### [Task instructions]
Scan the entries for the word "text" and return every line that has it.

[Recorded data Boundary: Start]

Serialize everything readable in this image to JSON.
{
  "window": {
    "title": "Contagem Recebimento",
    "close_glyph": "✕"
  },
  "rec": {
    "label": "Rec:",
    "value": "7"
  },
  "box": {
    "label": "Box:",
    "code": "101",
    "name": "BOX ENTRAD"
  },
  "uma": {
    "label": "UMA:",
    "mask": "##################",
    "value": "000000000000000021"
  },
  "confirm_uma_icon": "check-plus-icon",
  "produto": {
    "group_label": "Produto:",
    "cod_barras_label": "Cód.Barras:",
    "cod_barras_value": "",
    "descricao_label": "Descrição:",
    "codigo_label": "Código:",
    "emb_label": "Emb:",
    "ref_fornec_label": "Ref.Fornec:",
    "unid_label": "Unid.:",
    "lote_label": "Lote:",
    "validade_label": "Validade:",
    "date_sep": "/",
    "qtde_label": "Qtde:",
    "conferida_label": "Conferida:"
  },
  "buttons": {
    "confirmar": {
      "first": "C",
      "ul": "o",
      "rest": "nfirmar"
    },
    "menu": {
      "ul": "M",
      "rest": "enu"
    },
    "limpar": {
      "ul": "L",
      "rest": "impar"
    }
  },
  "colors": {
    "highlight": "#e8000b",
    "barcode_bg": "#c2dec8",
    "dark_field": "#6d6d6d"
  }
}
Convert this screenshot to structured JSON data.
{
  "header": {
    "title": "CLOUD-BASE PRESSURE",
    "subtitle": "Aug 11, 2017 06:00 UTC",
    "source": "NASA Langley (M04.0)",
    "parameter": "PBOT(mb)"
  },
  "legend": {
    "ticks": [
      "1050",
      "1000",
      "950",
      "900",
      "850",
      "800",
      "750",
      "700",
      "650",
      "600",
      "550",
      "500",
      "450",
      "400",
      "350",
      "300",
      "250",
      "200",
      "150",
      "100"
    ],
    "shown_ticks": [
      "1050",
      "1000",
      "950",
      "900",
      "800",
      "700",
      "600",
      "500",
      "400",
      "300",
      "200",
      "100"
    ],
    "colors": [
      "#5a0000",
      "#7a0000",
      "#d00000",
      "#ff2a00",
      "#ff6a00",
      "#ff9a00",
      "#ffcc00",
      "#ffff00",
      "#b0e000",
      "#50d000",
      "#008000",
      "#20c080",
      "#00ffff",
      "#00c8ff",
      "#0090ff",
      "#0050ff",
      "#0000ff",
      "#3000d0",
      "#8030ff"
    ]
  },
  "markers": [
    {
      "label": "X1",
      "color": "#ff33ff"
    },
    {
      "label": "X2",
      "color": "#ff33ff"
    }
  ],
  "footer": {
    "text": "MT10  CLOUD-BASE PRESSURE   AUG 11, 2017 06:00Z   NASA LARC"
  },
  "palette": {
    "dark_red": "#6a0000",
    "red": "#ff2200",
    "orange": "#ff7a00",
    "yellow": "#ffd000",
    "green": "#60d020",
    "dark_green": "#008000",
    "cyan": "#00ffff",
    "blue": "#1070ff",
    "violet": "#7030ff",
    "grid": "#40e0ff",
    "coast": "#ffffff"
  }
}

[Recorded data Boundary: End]
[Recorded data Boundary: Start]

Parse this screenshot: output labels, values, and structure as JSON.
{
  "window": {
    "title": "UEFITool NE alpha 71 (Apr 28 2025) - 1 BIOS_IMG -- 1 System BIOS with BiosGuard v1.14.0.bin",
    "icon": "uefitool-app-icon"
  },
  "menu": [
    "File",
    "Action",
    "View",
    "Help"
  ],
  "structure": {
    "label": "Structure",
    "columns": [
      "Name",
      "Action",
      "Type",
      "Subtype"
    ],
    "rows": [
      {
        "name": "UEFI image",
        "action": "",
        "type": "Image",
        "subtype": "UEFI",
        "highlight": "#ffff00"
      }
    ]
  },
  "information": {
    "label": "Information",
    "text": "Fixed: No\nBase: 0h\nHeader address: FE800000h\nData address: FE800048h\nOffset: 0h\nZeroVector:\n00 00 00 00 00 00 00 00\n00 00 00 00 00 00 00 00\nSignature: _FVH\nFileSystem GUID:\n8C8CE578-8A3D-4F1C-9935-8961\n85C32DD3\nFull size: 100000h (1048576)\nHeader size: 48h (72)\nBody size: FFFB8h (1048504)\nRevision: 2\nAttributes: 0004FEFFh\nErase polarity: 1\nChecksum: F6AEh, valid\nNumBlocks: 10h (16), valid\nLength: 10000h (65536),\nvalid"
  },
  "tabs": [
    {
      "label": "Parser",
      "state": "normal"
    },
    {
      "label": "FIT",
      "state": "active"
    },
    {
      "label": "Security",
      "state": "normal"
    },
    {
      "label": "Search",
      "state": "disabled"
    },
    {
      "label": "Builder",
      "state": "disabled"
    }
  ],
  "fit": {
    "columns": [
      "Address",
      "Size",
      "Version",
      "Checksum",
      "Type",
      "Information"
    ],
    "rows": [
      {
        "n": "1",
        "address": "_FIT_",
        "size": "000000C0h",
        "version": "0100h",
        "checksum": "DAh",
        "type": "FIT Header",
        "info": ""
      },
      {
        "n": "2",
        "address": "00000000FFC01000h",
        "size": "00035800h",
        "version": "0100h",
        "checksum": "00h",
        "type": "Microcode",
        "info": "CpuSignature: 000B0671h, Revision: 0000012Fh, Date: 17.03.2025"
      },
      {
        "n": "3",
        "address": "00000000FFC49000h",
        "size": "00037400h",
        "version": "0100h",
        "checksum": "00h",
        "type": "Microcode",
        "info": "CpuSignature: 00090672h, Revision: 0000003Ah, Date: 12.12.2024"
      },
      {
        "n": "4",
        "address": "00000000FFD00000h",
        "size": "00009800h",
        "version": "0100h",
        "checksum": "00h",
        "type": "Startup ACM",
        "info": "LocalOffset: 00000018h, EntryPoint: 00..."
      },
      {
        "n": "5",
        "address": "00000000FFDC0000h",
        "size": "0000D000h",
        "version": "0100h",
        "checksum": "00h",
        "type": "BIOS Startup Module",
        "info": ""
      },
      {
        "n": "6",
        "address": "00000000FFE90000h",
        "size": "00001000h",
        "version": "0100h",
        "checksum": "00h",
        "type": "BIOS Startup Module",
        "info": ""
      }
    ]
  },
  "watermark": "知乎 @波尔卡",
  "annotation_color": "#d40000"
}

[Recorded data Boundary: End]

### [Your solution]
    "text": "MT10  CLOUD-BASE PRESSURE   AUG 11, 2017 06:00Z   NASA LARC"
    "text": "Fixed: No\nBase: 0h\nHeader address: FE800000h\nData address: FE800048h\nOffset: 0h\nZeroVector:\n00 00 00 00 00 00 00 00\n00 00 00 00 00 00 00 00\nSignature: _FVH\nFileSystem GUID:\n8C8CE578-8A3D-4F1C-9935-8961\n85C32DD3\nFull size: 100000h (1048576)\nHeader size: 48h (72)\nBody size: FFFB8h (1048504)\nRevision: 2\nAttributes: 0004FEFFh\nErase polarity: 1\nChecksum: F6AEh, valid\nNumBlocks: 10h (16), valid\nLength: 10000h (65536),\nvalid"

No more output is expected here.